My grandfather coined this nick-name for my father when we first moved to "the Farm". The year was 1960. My father had found out about the farm from one of his customers - he had a workshop where he made gates and railings and welded broken council lorries. He decided that having built our bungalow and lived in it for 4 years it no longer seemed like a home for life because a whole estate had been built in the fields next to us.
Dad bought the farm and we moved in. August 1960. there were a few small renovations he had to do but he had sold the bungalow so we had to move.
There was no electricity, no indoor plumbing - the only tap was out in the yard. There was a lavatory at the end of the garden, the old earth closet type where you waved the spider stick around before entering and after you had done what you needed to do you shovelled a small coal shovel full of earth onto it - does that conjure up a good picture? good, because cameras were not thought of then.
The oldest part of the house had been built around 1600, at least that's what the expert on roof beams and stuff told us. He thought it had been a Welsh long house originally but had been "modified" somewhat.
We had to live upstairs while all this was going on and my grandparents lived in a small caravan in the yard.
Pretty soon we were all involved in the work of building new walls inside the walls to prevent the damp and fitting a bathroom! Still no indoor plumbing or electricity though.
My grandfather would come into the house every day and look around him. then he would say "I wonder what Bash-it-down-Bernard will knock down today". He would sometimes make calculations on a scrap of paper and once, after a lot of scribbling and tongue-out-of-the-corner-of-the-mouth moments he took us all to the kitchen and pointed to the pantry wall that was being built "see that," he said, "come with me"
He took us out into the yard where he paced from the wall of the house to a point not far from the middle of the yard "If he keeps on building that wall as he is this is where the arch will land"
We looked at the X he had scuffed on the ground, looked at each other and then all trouped back into the kitchen to look at the wall.
He was right.
One day as they were scraping the old plaster off the dairy wall Dad discovered a window that had been blocked up - Please bear in mind that as the building was so old the walls were over five feet thick at the bottom. At five feet one inch tall I could lie on the window sill with the top of my head against the window frame and my feet did NOT hang over the edge of the sill.
He decided that we should have a window where the blocked up one was because it would "shed a bit of light on the sink when you are washing up, love" My mother thanked him for his thoughtfulness. There were barrow loads of stones and rubble in that window space and it took ages to get it all out. finally there was one small jagged piece of stone to be removed from the top right-hand corner of the now empty window space.
Dad reached up and tapped it with the hammer and everything seemed to go into slow motion.
There was a brief silence after the hammer tap then there was the sound of stone grinding on stone and as we all took a pace backwards everything above the window space fell down in the sort of dusty, tumbling, crunching, grinding roar that hollywood reserves for earthquake movies.
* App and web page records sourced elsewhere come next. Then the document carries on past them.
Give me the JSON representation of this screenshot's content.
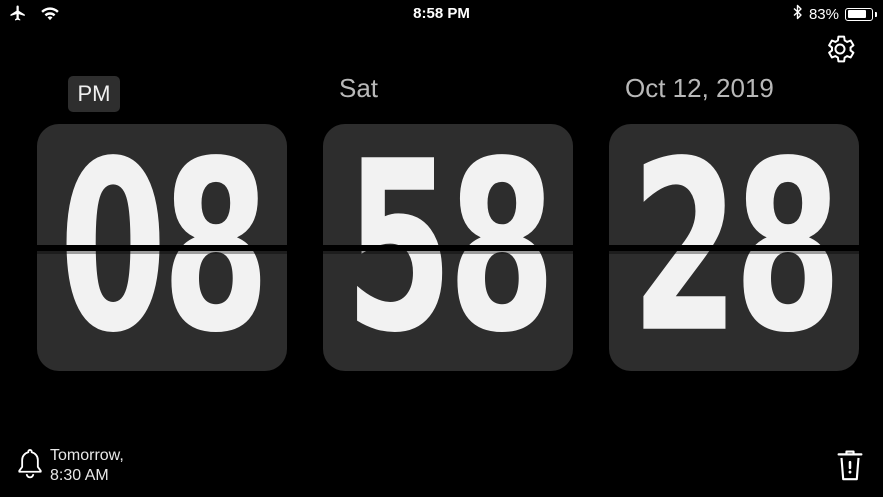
{
  "status_bar": {
    "time": "8:58 PM",
    "battery_percent": "83%",
    "battery_level": 0.83,
    "icons": [
      "airplane-icon",
      "wifi-icon",
      "bluetooth-icon",
      "battery-icon"
    ]
  },
  "clock": {
    "meridiem": "PM",
    "weekday": "Sat",
    "date": "Oct 12, 2019",
    "hours": "08",
    "minutes": "58",
    "seconds": "28"
  },
  "alarm": {
    "line1": "Tomorrow,",
    "line2": "8:30 AM",
    "icon": "bell-icon"
  },
  "toolbar": {
    "settings_icon": "gear-icon",
    "delete_icon": "trash-icon"
  },
  "colors": {
    "background": "#000000",
    "card": "#2d2d2d",
    "digit": "#f2f2f2",
    "label": "#b8b8b8"
  }
}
We staggered outside, coughing and gasping because of the clouds of dust that followed us out through the doorway. We looked at one another covered from head to foot in grey dust and we realised that we would be making an unscheduled trip to the public baths - they still had baths that people could pay to use in those days.
Dad led us around the house to see what the extent of the damage was and we could see that the whole of the wall, up to the roof line had collapsed because that little jagged rock was holding a huge square block of stone (later it was weighed and it was 2.5 tons) in place and this in turn had held the rest of the wall.
We stood in silence for a while, just staring at the HUGE hole in the wall. My Dad turned to Mum and said
"We'll have a window upstairs as well, shall we?"
and we did.
This is part of the Storytelling Sunday experience thought up by Sian why not pop over there and see who else has told a story for Sunday.